#### Task instructions
Copy each line of the data below in which the word "element" can be found.

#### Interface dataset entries
────────────────────────────────────────

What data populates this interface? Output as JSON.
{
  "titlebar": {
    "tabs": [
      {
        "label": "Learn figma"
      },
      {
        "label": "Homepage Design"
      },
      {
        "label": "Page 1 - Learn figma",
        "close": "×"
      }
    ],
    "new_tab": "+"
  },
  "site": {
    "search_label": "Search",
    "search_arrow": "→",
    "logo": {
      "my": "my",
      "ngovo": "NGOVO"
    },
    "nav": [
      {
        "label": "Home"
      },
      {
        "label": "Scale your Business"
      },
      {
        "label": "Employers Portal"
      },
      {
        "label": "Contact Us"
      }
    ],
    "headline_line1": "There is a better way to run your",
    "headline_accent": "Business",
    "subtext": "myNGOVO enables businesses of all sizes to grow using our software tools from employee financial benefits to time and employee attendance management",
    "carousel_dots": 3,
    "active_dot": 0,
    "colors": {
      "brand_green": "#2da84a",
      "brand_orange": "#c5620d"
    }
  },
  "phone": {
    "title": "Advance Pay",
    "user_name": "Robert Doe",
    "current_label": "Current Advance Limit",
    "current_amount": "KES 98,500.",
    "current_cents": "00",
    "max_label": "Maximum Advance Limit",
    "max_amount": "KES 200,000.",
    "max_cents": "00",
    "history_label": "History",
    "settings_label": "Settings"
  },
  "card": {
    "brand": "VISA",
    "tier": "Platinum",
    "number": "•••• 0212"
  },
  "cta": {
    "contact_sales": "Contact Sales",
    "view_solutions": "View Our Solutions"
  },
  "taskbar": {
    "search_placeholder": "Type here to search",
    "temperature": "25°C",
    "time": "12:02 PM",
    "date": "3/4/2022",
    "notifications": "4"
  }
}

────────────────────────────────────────

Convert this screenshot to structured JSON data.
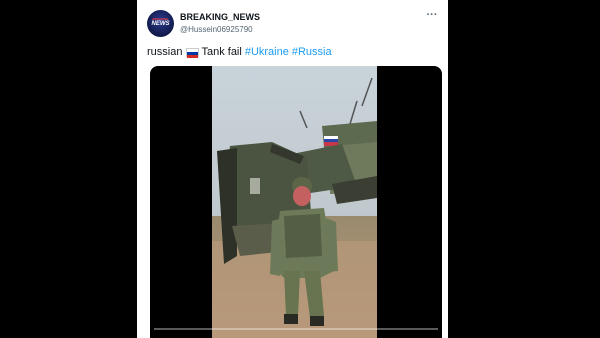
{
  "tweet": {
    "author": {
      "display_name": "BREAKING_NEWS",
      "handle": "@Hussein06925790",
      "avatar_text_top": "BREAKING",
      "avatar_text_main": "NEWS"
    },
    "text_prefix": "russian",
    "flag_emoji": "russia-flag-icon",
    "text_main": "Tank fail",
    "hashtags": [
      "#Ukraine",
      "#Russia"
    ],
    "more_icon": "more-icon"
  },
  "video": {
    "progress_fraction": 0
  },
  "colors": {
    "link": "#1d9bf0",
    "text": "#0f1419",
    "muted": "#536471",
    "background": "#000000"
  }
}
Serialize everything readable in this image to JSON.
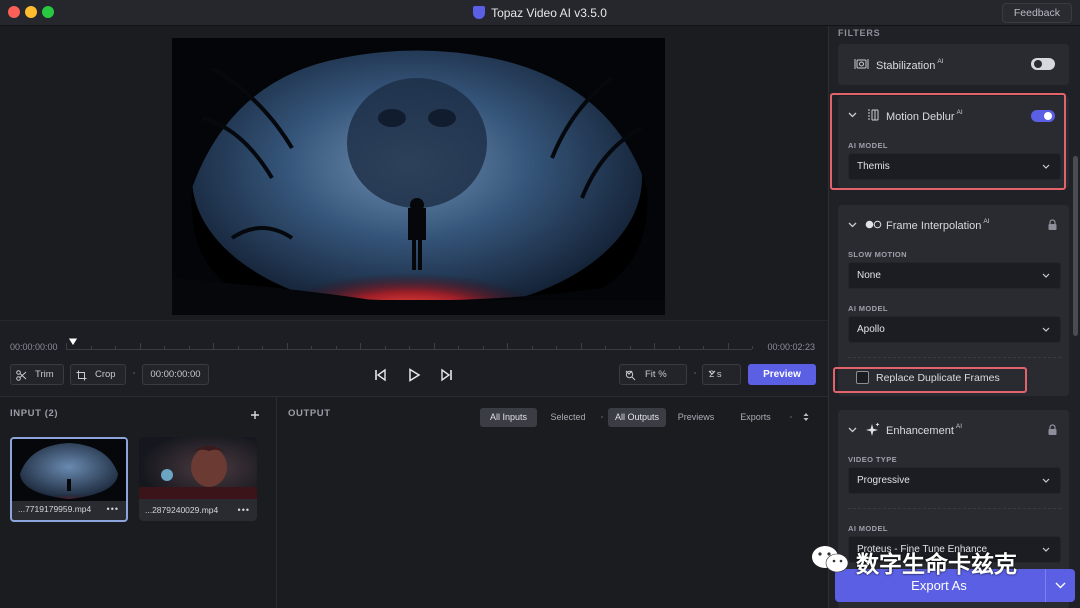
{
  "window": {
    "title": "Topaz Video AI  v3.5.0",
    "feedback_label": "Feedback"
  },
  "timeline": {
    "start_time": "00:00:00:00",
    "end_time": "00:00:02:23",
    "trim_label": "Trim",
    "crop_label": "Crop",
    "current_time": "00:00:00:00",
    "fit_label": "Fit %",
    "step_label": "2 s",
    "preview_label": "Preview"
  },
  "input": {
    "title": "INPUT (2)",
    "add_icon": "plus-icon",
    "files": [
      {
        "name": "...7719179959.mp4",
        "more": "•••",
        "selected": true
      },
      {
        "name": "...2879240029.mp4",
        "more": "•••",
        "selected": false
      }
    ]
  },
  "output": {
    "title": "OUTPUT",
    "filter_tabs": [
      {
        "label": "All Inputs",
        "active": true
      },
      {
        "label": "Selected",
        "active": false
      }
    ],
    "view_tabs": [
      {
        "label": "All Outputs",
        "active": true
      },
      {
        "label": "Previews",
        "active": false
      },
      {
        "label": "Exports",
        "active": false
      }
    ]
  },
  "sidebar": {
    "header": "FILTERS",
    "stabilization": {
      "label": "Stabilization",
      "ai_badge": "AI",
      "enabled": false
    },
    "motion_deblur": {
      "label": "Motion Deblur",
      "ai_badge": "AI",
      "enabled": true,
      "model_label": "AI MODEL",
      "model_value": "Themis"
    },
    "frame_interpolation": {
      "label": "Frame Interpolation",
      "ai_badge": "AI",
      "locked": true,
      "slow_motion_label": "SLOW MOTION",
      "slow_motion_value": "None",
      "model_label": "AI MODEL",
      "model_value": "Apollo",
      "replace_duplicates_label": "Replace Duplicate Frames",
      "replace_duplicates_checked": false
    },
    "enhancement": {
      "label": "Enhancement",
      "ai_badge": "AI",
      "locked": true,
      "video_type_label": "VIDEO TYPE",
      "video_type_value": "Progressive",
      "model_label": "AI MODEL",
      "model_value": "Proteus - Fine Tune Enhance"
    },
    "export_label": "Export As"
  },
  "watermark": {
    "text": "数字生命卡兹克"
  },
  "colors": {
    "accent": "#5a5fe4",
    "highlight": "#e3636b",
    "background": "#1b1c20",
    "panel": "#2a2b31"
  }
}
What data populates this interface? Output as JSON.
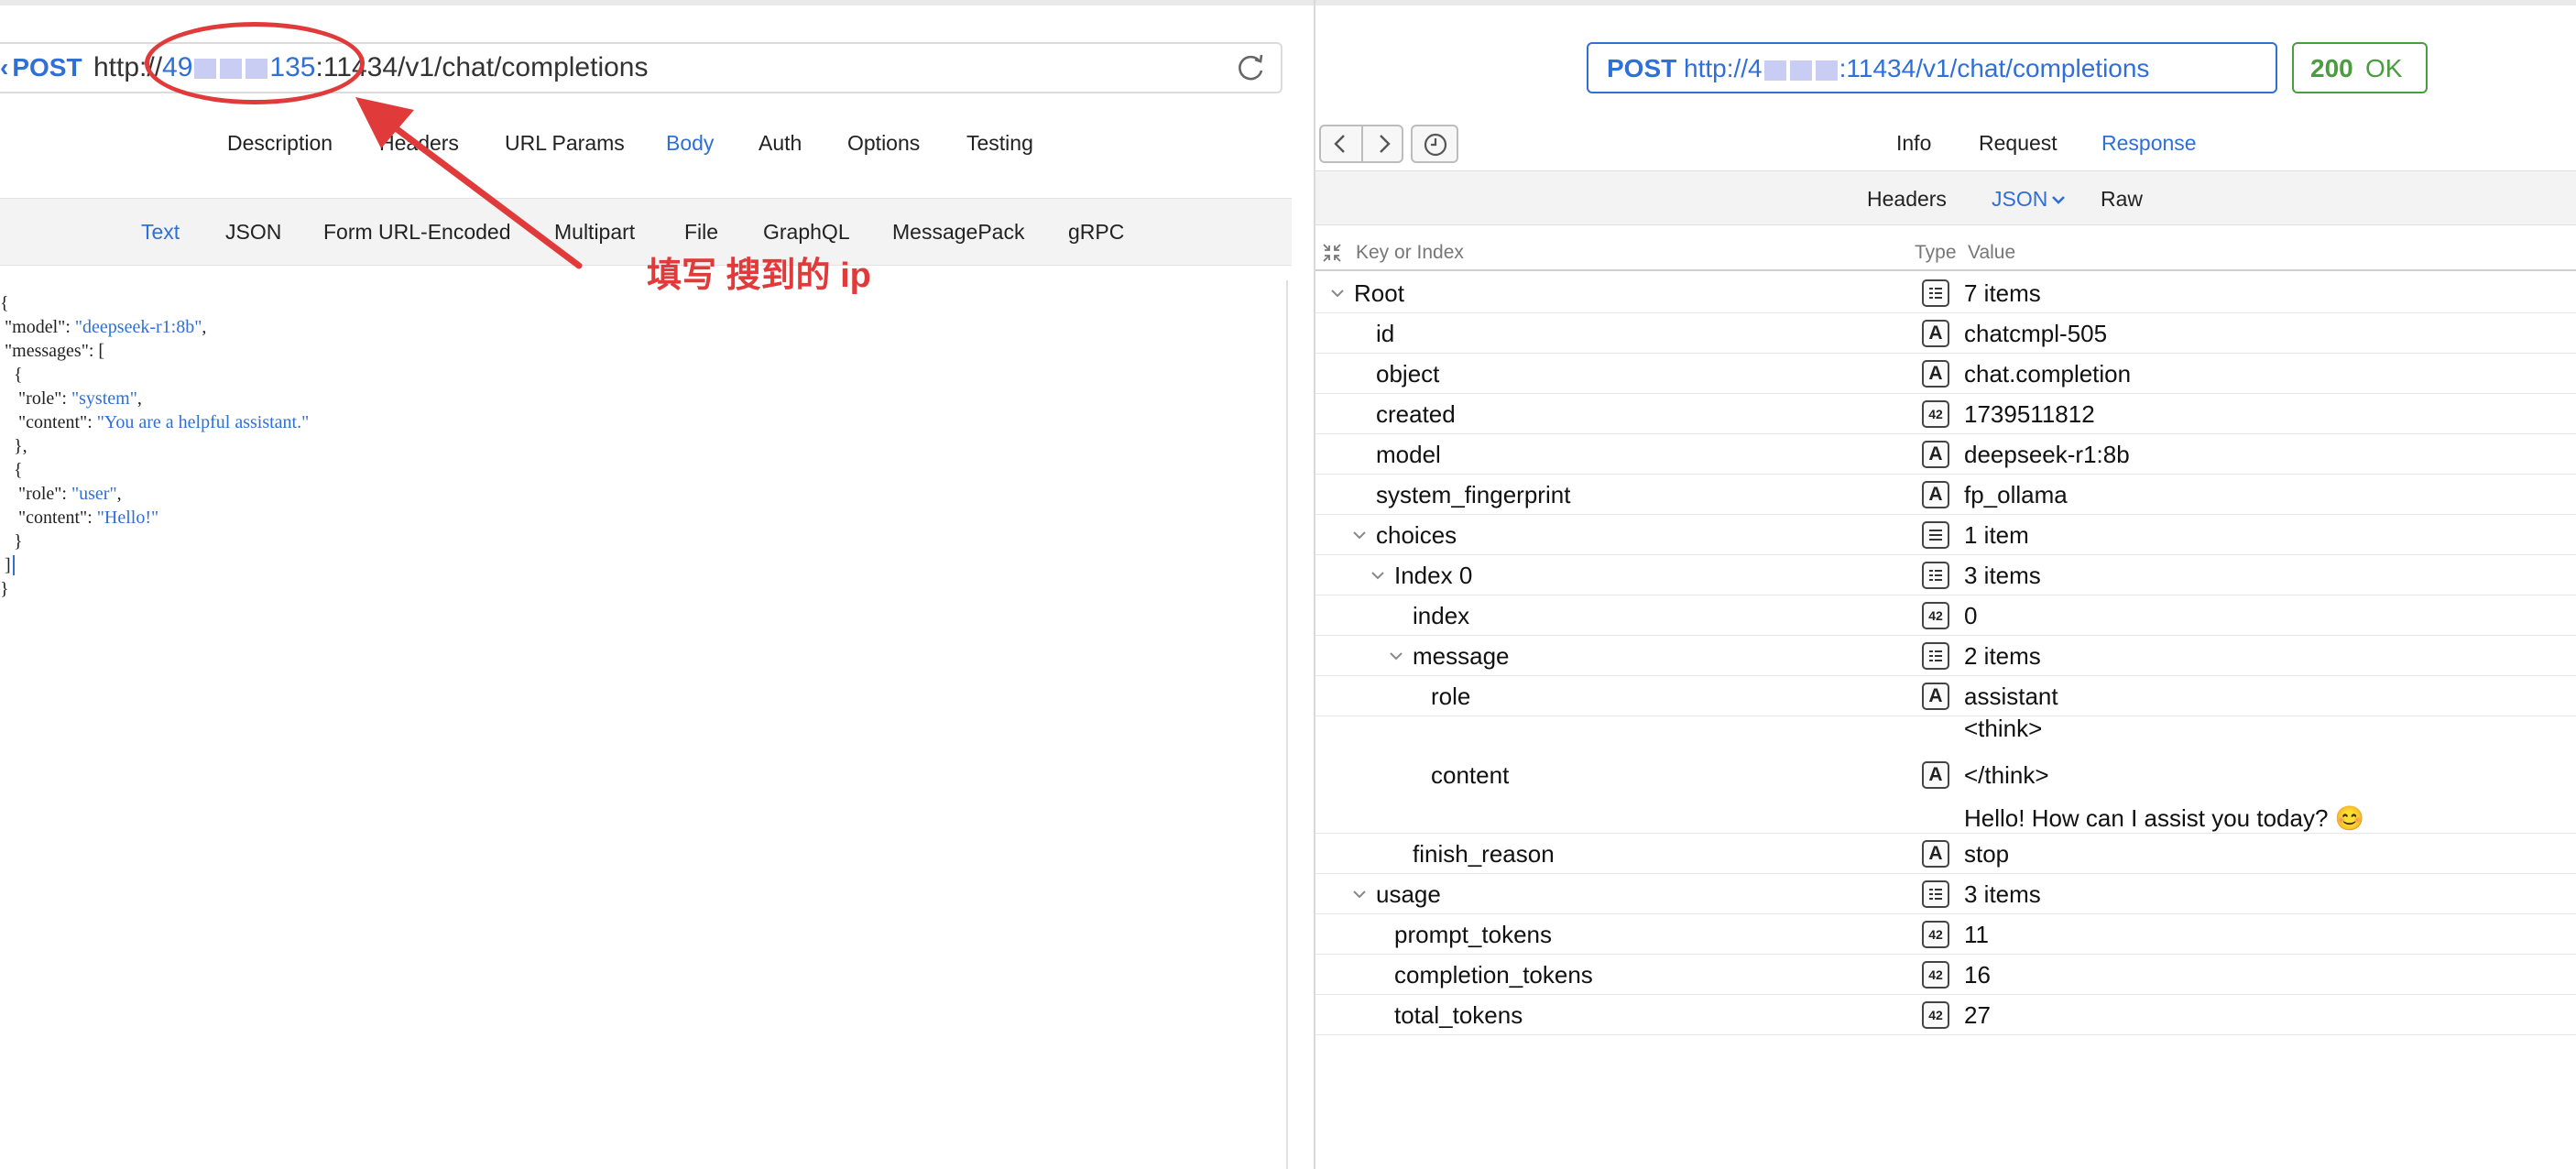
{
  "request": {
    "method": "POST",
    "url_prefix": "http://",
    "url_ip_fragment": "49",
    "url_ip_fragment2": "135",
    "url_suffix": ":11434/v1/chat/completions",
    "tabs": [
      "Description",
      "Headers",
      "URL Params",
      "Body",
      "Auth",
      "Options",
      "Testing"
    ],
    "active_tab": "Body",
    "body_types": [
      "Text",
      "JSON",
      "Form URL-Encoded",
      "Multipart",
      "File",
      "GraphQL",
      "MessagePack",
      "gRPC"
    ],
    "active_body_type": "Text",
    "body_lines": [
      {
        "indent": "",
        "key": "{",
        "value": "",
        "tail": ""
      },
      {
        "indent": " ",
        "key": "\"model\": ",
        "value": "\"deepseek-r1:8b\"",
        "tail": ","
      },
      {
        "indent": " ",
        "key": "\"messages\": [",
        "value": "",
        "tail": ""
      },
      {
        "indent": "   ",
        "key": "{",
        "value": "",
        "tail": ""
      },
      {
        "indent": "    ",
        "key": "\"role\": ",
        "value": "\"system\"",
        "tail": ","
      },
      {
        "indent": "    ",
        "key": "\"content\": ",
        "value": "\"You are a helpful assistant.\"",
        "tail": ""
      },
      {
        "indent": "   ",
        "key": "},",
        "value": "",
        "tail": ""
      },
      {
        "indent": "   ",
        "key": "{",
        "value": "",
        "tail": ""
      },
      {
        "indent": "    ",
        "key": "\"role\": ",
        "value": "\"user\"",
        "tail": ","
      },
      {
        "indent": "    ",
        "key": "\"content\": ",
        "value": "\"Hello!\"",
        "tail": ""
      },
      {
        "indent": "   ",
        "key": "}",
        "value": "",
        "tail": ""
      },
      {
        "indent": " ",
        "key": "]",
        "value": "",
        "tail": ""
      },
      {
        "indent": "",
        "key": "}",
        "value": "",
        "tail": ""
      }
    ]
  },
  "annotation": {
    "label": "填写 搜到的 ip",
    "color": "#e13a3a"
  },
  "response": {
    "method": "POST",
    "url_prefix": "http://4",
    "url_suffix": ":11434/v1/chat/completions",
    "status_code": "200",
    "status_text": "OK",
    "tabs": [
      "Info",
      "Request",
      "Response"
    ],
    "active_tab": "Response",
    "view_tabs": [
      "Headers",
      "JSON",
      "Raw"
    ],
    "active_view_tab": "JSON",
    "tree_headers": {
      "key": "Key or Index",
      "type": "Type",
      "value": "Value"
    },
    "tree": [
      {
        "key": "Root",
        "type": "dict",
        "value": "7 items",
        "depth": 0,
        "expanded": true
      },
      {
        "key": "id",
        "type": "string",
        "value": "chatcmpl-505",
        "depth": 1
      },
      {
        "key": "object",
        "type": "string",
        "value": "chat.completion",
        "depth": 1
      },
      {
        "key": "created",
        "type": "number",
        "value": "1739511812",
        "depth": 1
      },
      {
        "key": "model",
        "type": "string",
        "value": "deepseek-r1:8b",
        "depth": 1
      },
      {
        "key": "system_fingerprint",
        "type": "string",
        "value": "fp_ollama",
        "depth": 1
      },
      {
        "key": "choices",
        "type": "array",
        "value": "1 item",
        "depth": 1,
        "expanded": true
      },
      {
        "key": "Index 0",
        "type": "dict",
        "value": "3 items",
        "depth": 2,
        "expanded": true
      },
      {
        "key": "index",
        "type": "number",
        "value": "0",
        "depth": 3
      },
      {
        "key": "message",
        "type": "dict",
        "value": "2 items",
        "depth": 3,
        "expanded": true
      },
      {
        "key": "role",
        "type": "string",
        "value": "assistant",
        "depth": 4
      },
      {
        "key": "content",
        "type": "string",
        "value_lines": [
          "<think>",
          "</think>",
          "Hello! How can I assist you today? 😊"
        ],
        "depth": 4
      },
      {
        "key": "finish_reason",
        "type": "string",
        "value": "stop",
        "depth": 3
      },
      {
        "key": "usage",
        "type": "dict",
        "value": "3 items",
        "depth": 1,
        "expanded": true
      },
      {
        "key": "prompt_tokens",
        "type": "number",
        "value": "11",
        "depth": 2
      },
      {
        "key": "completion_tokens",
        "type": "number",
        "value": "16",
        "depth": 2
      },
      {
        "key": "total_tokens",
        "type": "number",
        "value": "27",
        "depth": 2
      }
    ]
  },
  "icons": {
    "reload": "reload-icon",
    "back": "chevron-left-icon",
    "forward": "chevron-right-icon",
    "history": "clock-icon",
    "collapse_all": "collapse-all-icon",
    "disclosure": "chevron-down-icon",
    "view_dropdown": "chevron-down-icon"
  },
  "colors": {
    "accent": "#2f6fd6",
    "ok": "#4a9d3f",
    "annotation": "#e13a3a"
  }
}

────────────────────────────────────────

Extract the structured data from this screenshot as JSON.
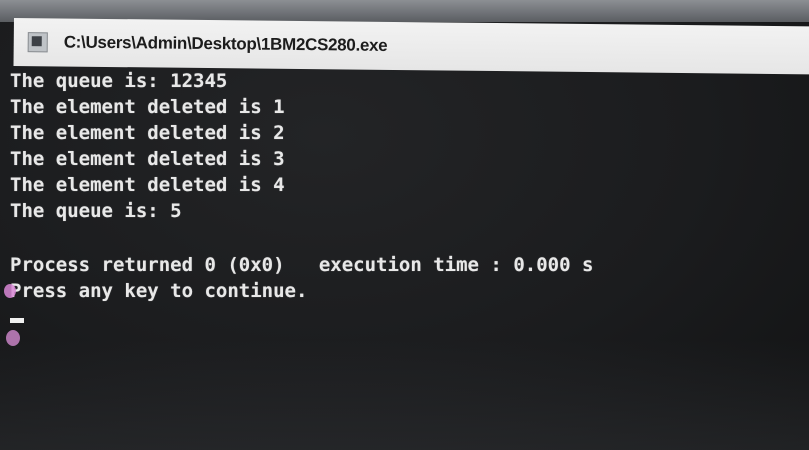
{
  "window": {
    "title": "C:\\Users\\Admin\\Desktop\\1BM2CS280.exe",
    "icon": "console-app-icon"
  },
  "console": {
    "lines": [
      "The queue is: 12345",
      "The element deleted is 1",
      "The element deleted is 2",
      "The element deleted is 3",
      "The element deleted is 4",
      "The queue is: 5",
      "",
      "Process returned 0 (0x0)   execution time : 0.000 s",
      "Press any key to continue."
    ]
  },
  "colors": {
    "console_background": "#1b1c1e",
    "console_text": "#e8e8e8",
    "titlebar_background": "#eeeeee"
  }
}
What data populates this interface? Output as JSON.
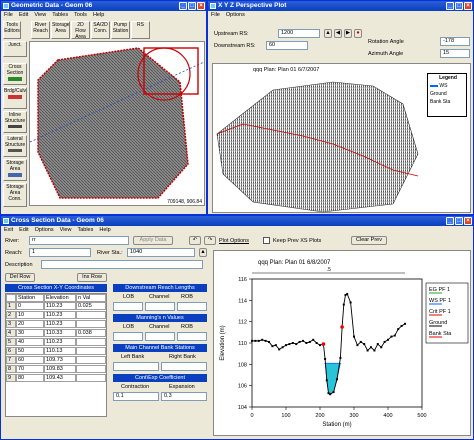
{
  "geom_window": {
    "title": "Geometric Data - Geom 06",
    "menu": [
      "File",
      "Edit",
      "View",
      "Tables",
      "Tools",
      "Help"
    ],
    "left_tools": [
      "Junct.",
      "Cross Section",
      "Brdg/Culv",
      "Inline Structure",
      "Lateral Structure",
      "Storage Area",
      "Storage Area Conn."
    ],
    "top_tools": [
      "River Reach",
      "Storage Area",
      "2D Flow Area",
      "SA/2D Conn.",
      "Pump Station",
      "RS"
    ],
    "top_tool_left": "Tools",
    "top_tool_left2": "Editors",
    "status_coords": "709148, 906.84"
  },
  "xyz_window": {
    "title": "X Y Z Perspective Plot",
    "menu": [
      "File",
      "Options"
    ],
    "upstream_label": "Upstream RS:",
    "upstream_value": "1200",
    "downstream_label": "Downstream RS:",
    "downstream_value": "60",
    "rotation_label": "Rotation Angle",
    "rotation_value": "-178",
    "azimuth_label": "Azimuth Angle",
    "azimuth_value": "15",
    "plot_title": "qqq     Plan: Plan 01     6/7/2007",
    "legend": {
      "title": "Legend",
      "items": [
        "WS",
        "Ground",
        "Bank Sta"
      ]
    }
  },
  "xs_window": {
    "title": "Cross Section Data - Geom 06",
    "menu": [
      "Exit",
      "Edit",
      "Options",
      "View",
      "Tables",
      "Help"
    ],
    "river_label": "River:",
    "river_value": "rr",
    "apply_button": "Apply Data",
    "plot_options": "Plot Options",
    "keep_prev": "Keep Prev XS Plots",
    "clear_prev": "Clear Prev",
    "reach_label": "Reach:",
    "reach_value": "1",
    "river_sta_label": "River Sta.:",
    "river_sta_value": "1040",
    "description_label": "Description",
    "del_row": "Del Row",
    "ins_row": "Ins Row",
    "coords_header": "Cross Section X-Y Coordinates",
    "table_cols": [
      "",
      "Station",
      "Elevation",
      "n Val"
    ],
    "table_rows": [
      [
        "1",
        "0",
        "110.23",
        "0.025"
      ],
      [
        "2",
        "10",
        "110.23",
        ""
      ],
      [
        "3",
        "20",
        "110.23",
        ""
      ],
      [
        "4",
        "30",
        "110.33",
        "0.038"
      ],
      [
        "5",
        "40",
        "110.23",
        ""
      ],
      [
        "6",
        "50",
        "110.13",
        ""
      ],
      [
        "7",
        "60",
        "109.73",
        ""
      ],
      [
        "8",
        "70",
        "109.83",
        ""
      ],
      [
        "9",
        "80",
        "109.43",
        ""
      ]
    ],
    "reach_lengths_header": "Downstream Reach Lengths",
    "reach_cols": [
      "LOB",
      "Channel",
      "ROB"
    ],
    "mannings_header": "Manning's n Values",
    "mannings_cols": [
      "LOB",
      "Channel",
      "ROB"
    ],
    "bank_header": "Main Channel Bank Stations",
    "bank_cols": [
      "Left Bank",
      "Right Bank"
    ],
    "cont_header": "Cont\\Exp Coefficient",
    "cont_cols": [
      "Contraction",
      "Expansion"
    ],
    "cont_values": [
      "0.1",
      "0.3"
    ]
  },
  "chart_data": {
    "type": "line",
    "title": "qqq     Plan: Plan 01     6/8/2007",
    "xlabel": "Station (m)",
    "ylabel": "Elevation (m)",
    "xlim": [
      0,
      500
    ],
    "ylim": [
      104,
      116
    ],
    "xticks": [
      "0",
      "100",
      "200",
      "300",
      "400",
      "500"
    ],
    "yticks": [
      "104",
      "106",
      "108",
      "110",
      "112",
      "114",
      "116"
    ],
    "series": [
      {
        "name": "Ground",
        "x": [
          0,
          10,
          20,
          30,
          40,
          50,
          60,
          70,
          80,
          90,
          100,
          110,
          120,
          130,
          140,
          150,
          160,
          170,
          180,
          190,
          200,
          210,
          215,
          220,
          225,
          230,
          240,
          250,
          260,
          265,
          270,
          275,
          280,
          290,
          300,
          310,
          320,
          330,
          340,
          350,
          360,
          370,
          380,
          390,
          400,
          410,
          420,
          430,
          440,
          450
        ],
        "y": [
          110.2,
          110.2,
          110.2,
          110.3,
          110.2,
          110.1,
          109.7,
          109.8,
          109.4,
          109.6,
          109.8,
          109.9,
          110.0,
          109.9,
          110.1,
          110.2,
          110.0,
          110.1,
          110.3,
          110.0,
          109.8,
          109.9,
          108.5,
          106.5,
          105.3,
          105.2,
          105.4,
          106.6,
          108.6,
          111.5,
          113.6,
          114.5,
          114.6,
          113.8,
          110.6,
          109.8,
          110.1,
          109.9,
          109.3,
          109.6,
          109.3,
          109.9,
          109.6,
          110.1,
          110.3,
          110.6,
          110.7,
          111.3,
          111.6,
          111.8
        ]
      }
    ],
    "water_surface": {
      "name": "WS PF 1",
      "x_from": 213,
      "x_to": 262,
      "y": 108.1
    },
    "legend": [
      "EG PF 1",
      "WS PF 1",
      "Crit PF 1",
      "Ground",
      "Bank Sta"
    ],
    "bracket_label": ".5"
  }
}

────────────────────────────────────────

#### Finished task
      "The element deleted is 1",
      "The element deleted is 2",
      "The element deleted is 3",
      "The element deleted is 4",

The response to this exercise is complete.